[Collection entries]
_ _ _ _
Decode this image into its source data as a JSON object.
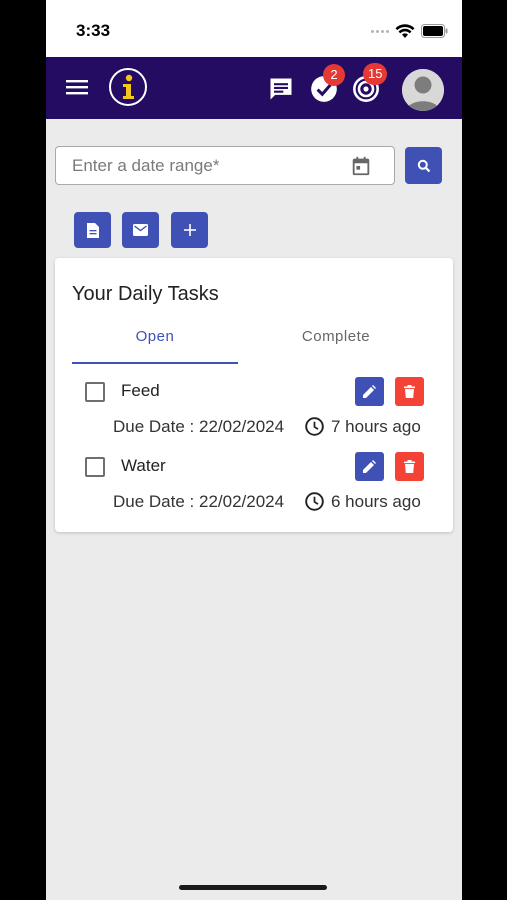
{
  "status_bar": {
    "time": "3:33"
  },
  "header": {
    "tasks_badge": "2",
    "goals_badge": "15"
  },
  "filter": {
    "date_range_placeholder": "Enter a date range*"
  },
  "card": {
    "title": "Your Daily Tasks",
    "tabs": [
      {
        "label": "Open",
        "active": true
      },
      {
        "label": "Complete",
        "active": false
      }
    ],
    "tasks": [
      {
        "name": "Feed",
        "due": "Due Date : 22/02/2024",
        "ago": "7 hours ago",
        "checked": false
      },
      {
        "name": "Water",
        "due": "Due Date : 22/02/2024",
        "ago": "6 hours ago",
        "checked": false
      }
    ]
  },
  "colors": {
    "app_bar": "#240c62",
    "primary": "#3f51b5",
    "danger": "#f44336",
    "badge": "#e53935",
    "logo_accent": "#f5c518"
  },
  "icons": {
    "menu": "menu-icon",
    "logo": "info-logo-icon",
    "chat": "chat-icon",
    "tasks": "check-circle-icon",
    "goals": "target-icon",
    "avatar": "user-avatar-icon",
    "calendar": "calendar-icon",
    "search": "search-icon",
    "report": "document-icon",
    "email": "email-icon",
    "add": "plus-icon",
    "edit": "pencil-icon",
    "delete": "trash-icon",
    "clock": "clock-icon"
  }
}
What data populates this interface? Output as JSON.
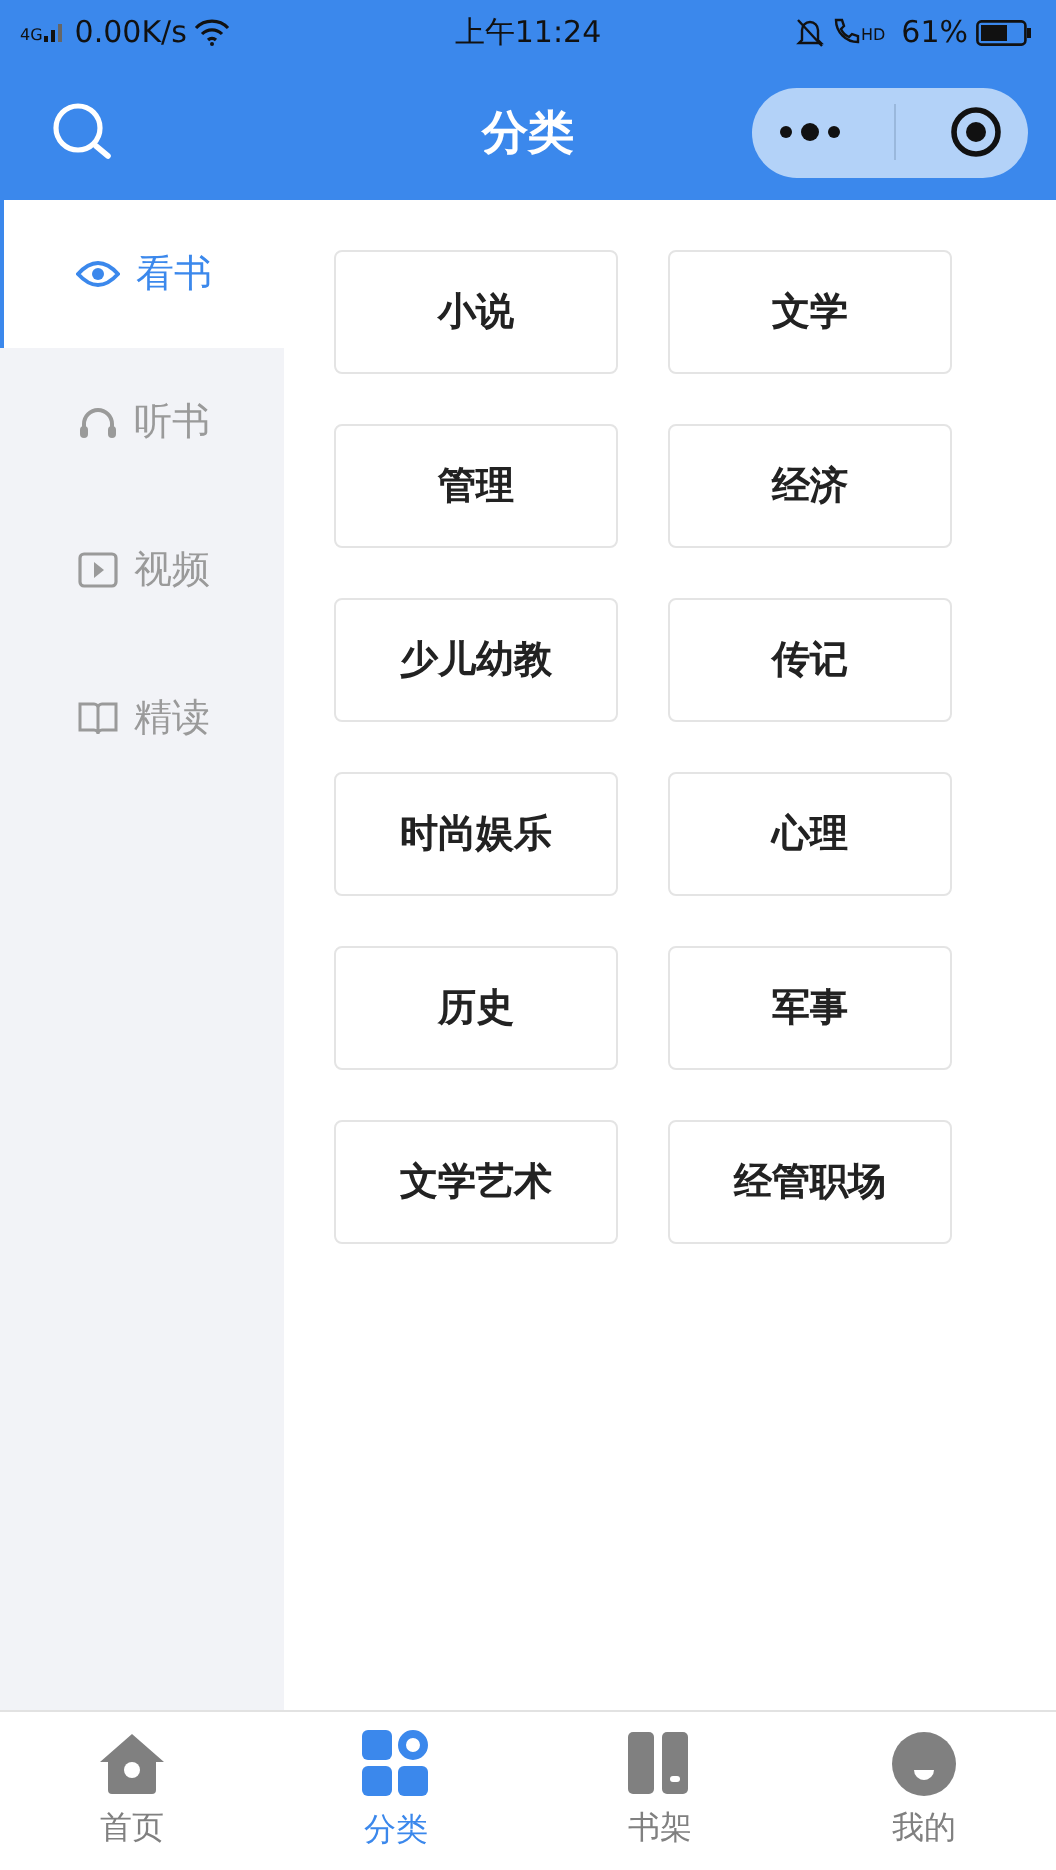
{
  "status_bar": {
    "network": "4G",
    "speed": "0.00K/s",
    "time": "上午11:24",
    "call_label": "HD",
    "battery": "61%"
  },
  "header": {
    "title": "分类"
  },
  "sidebar": {
    "items": [
      {
        "label": "看书",
        "kind": "eye",
        "selected": true
      },
      {
        "label": "听书",
        "kind": "headphones",
        "selected": false
      },
      {
        "label": "视频",
        "kind": "video",
        "selected": false
      },
      {
        "label": "精读",
        "kind": "book",
        "selected": false
      }
    ]
  },
  "categories": [
    "小说",
    "文学",
    "管理",
    "经济",
    "少儿幼教",
    "传记",
    "时尚娱乐",
    "心理",
    "历史",
    "军事",
    "文学艺术",
    "经管职场"
  ],
  "tab_bar": {
    "items": [
      {
        "label": "首页",
        "kind": "home",
        "selected": false
      },
      {
        "label": "分类",
        "kind": "grid",
        "selected": true
      },
      {
        "label": "书架",
        "kind": "shelf",
        "selected": false
      },
      {
        "label": "我的",
        "kind": "profile",
        "selected": false
      }
    ]
  }
}
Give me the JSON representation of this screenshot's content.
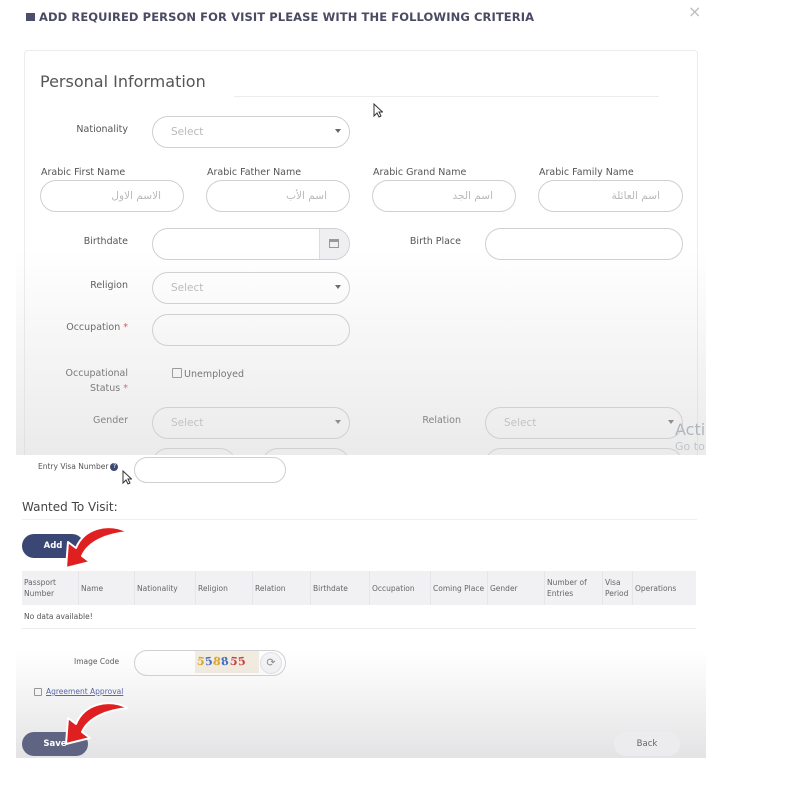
{
  "modal": {
    "title": "ADD REQUIRED PERSON FOR VISIT PLEASE WITH THE FOLLOWING CRITERIA",
    "close_icon": "×"
  },
  "personal_info": {
    "title": "Personal Information",
    "nationality": {
      "label": "Nationality",
      "value": "Select"
    },
    "arabic_first_name": {
      "label": "Arabic First Name",
      "placeholder": "الاسم الاول"
    },
    "arabic_father_name": {
      "label": "Arabic Father Name",
      "placeholder": "اسم الأب"
    },
    "arabic_grand_name": {
      "label": "Arabic Grand Name",
      "placeholder": "اسم الجد"
    },
    "arabic_family_name": {
      "label": "Arabic Family Name",
      "placeholder": "اسم العائلة"
    },
    "birthdate": {
      "label": "Birthdate",
      "icon": "calendar-icon"
    },
    "birth_place": {
      "label": "Birth Place"
    },
    "religion": {
      "label": "Religion",
      "value": "Select"
    },
    "occupation": {
      "label": "Occupation",
      "required": "*"
    },
    "occupational_status": {
      "label_line1": "Occupational",
      "label_line2": "Status",
      "required": "*",
      "option": "Unemployed"
    },
    "gender": {
      "label": "Gender",
      "value": "Select"
    },
    "relation": {
      "label": "Relation",
      "value": "Select"
    },
    "activate_windows": {
      "line1": "Activ",
      "line2": "Go to"
    }
  },
  "visa": {
    "entry_visa_label": "Entry Visa Number",
    "info_icon": "?"
  },
  "wanted": {
    "title": "Wanted To Visit:",
    "add_button": "Add",
    "table": {
      "headers": [
        "Passport Number",
        "Name",
        "Nationality",
        "Religion",
        "Relation",
        "Birthdate",
        "Occupation",
        "Coming Place",
        "Gender",
        "Number of Entries",
        "Visa Period",
        "Operations"
      ],
      "empty_text": "No data available!"
    }
  },
  "captcha": {
    "label": "Image Code",
    "code_chars": [
      {
        "ch": "5",
        "color": "#d6a21e"
      },
      {
        "ch": "5",
        "color": "#3b66c4"
      },
      {
        "ch": "8",
        "color": "#d6a21e"
      },
      {
        "ch": "8",
        "color": "#3b66c4"
      },
      {
        "ch": "5",
        "color": "#c43b3b"
      },
      {
        "ch": "5",
        "color": "#c43b3b"
      }
    ],
    "refresh_icon": "⟳"
  },
  "agreement": {
    "label": "Agreement Approval"
  },
  "footer": {
    "save_label": "Save",
    "back_label": "Back"
  },
  "colors": {
    "primary": "#3a4673",
    "annotation_arrow": "#e02020",
    "required": "#e03b3b"
  }
}
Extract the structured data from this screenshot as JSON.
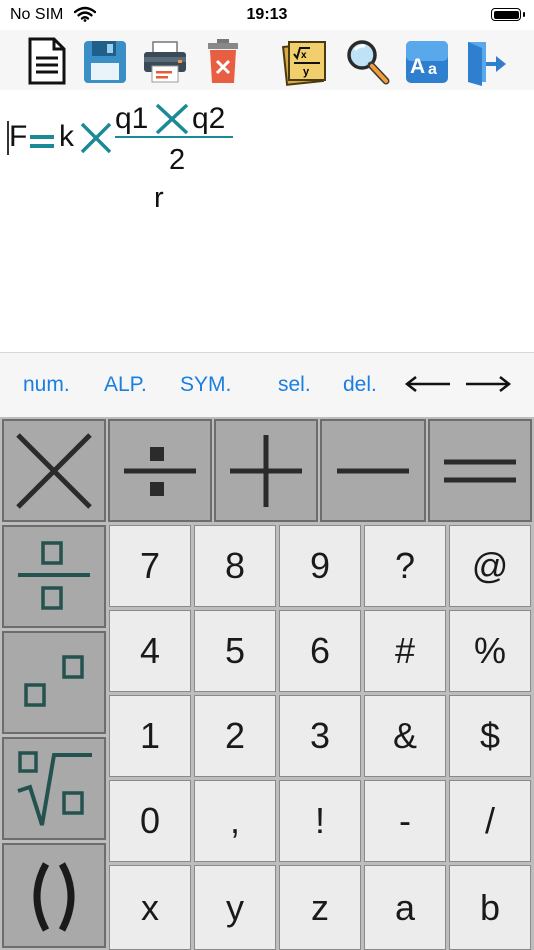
{
  "status_bar": {
    "carrier": "No SIM",
    "time": "19:13"
  },
  "toolbar": {
    "icons": [
      "new-document-icon",
      "save-icon",
      "print-icon",
      "delete-icon",
      "formula-note-icon",
      "search-icon",
      "font-icon",
      "exit-icon"
    ]
  },
  "editor": {
    "lhs": "F",
    "equals": "=",
    "coef": "k",
    "num_left": "q1",
    "num_right": "q2",
    "exponent": "2",
    "denominator": "r",
    "accent_color": "#1b8a97"
  },
  "modes": {
    "num": "num.",
    "alp": "ALP.",
    "sym": "SYM.",
    "sel": "sel.",
    "del": "del."
  },
  "keys": {
    "row1": [
      "7",
      "8",
      "9",
      "?",
      "@"
    ],
    "row2": [
      "4",
      "5",
      "6",
      "#",
      "%"
    ],
    "row3": [
      "1",
      "2",
      "3",
      "&",
      "$"
    ],
    "row4": [
      "0",
      ",",
      "!",
      "-",
      "/"
    ],
    "row5": [
      "x",
      "y",
      "z",
      "a",
      "b"
    ]
  }
}
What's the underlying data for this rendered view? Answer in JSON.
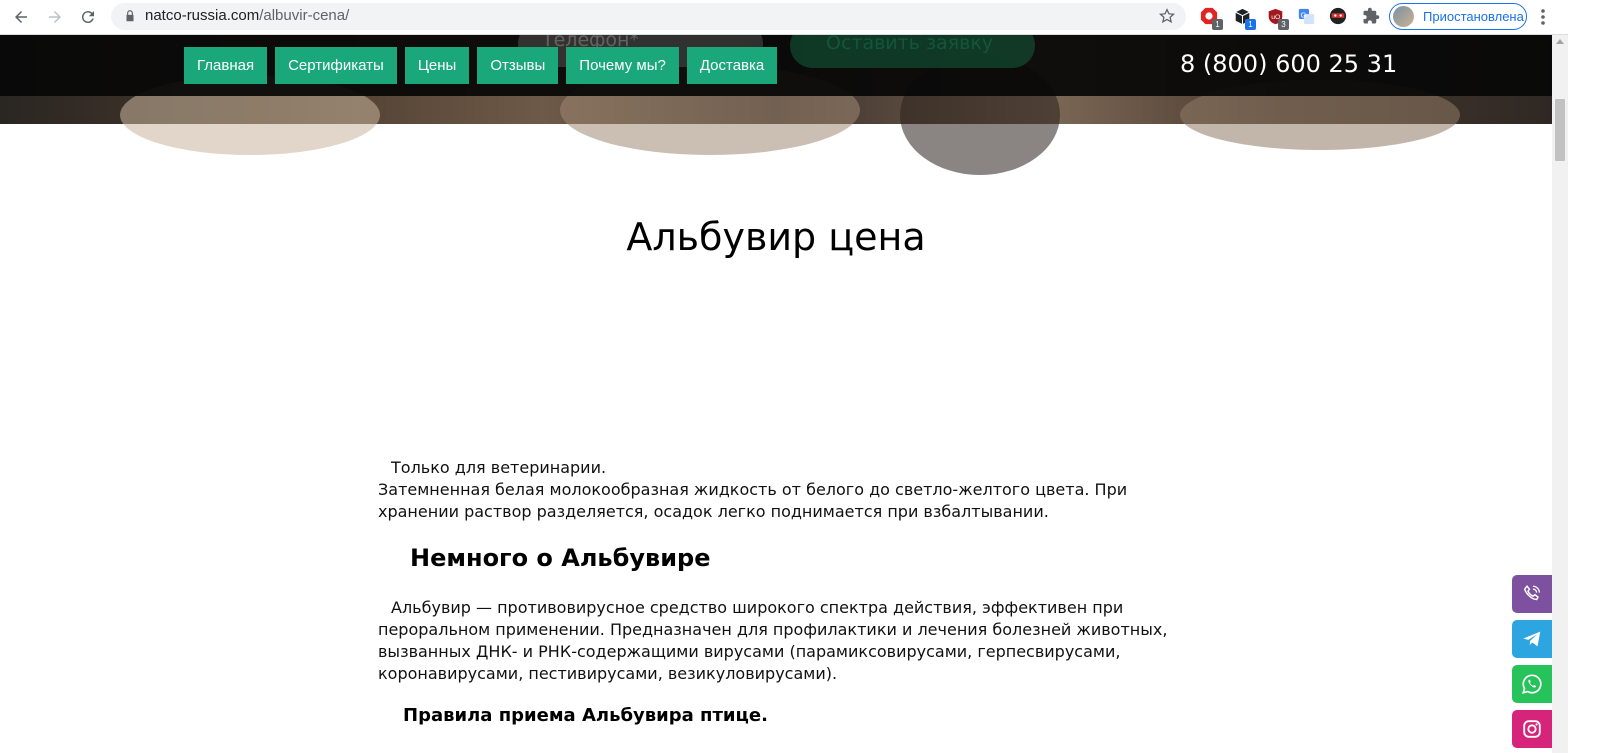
{
  "browser": {
    "url_domain": "natco-russia.com",
    "url_path": "/albuvir-cena/",
    "extensions": [
      {
        "name": "adblock-extension",
        "badge": "1",
        "color": "#e02424"
      },
      {
        "name": "cube-extension",
        "badge": "1",
        "color": "#202124"
      },
      {
        "name": "ublock-extension",
        "badge": "3",
        "color": "#a3181d"
      },
      {
        "name": "translate-extension",
        "badge": "",
        "color": "#4285f4"
      },
      {
        "name": "ninja-extension",
        "badge": "",
        "color": "#d93025"
      },
      {
        "name": "puzzle-extension",
        "badge": "",
        "color": "#5f6368"
      }
    ],
    "profile_label": "Приостановлена"
  },
  "header": {
    "ghost_input_placeholder": "Телефон*",
    "ghost_button_label": "Оставить заявку",
    "nav": [
      {
        "label": "Главная"
      },
      {
        "label": "Сертификаты"
      },
      {
        "label": "Цены"
      },
      {
        "label": "Отзывы"
      },
      {
        "label": "Почему мы?"
      },
      {
        "label": "Доставка"
      }
    ],
    "phone": "8 (800) 600 25 31",
    "accent_color": "#1aa87a"
  },
  "main": {
    "title": "Альбувир цена",
    "intro_line1": "Только для ветеринарии.",
    "intro_line2": "Затемненная белая молокообразная жидкость от белого до светло-желтого цвета. При хранении раствор разделяется, осадок легко поднимается при взбалтывании.",
    "section_heading": "Немного о Альбувире",
    "section_text": "Альбувир — противовирусное средство широкого спектра действия, эффективен при пероральном применении. Предназначен для профилактики и лечения болезней животных, вызванных ДНК- и РНК-содержащими вирусами (парамиксовирусами, герпесвирусами, коронавирусами, пестивирусами, везикуловирусами).",
    "subheading": "Правила приема Альбувира птице."
  },
  "social_buttons": [
    {
      "name": "viber-button",
      "color": "#7d51a0"
    },
    {
      "name": "telegram-button",
      "color": "#2ca5e0"
    },
    {
      "name": "whatsapp-button",
      "color": "#25c35a"
    },
    {
      "name": "instagram-button",
      "color": "#d6247a"
    }
  ]
}
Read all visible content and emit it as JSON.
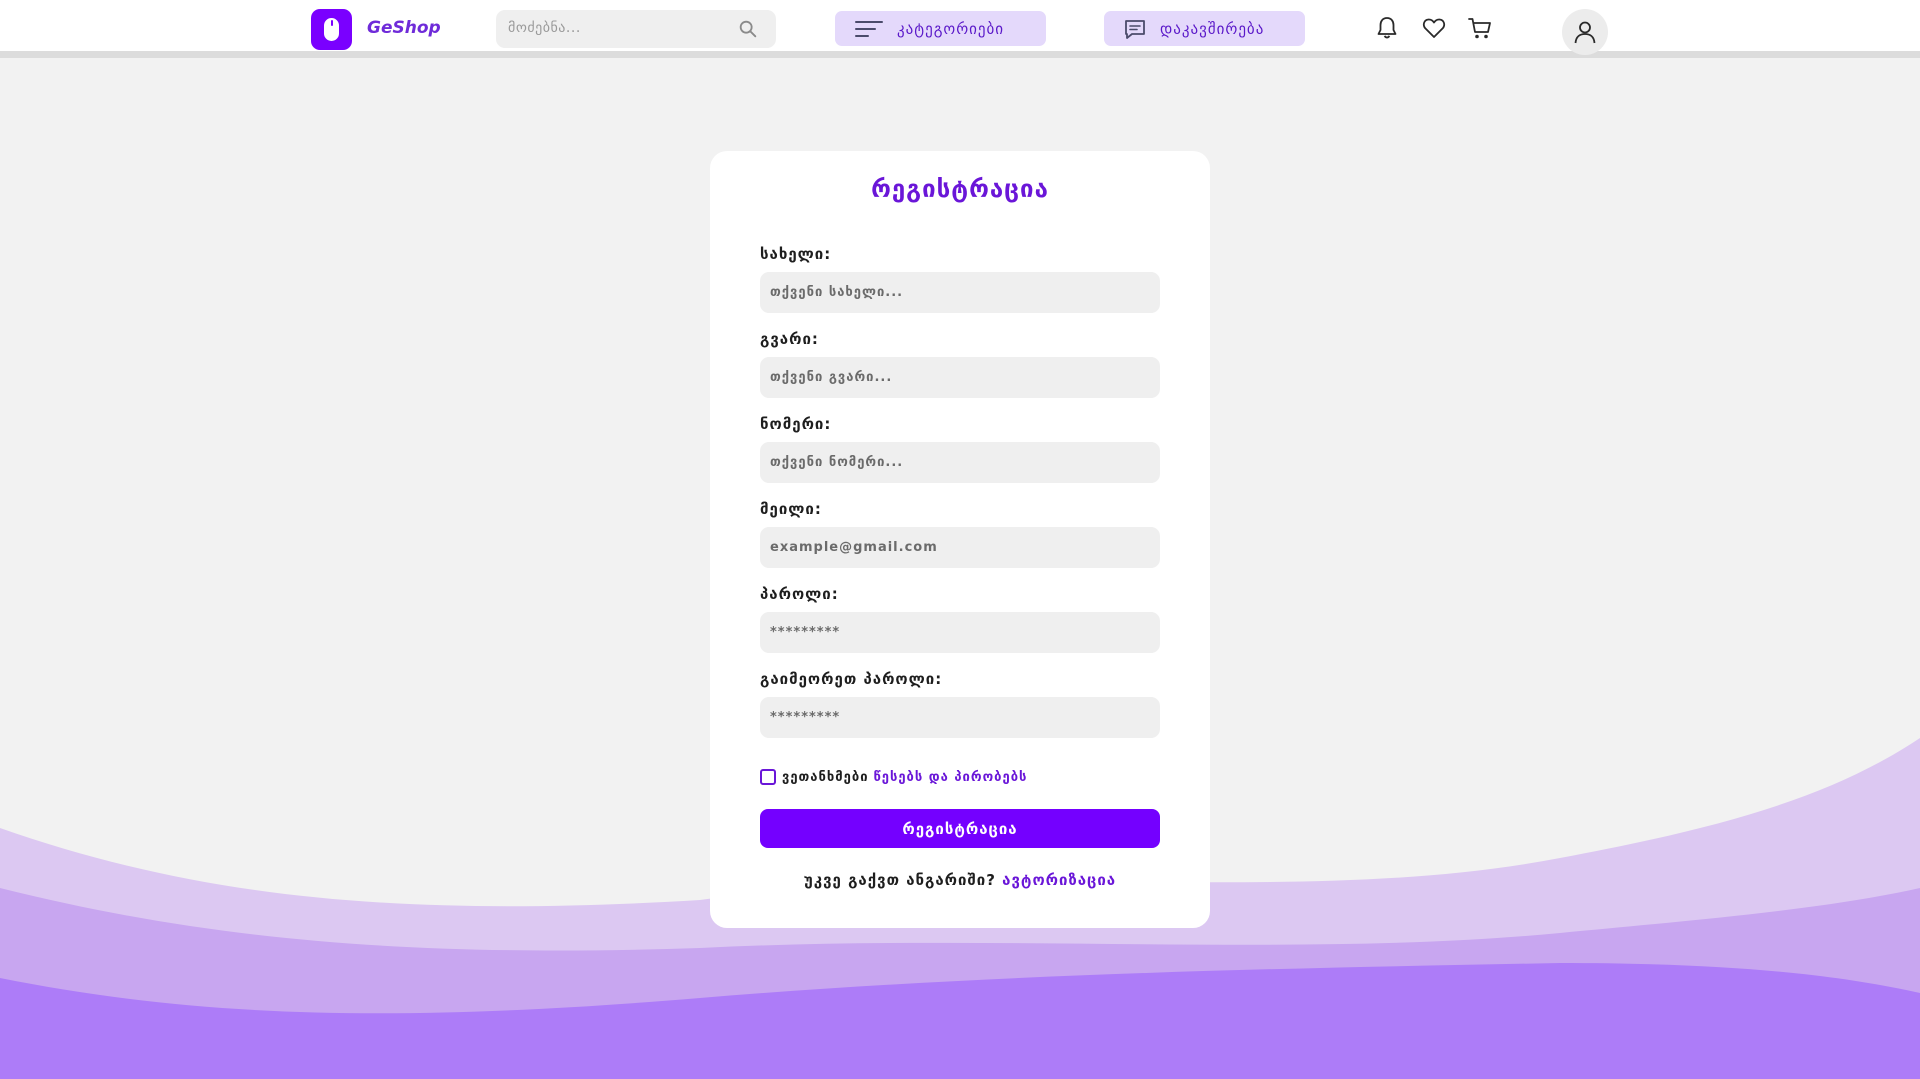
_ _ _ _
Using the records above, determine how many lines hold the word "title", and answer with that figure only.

6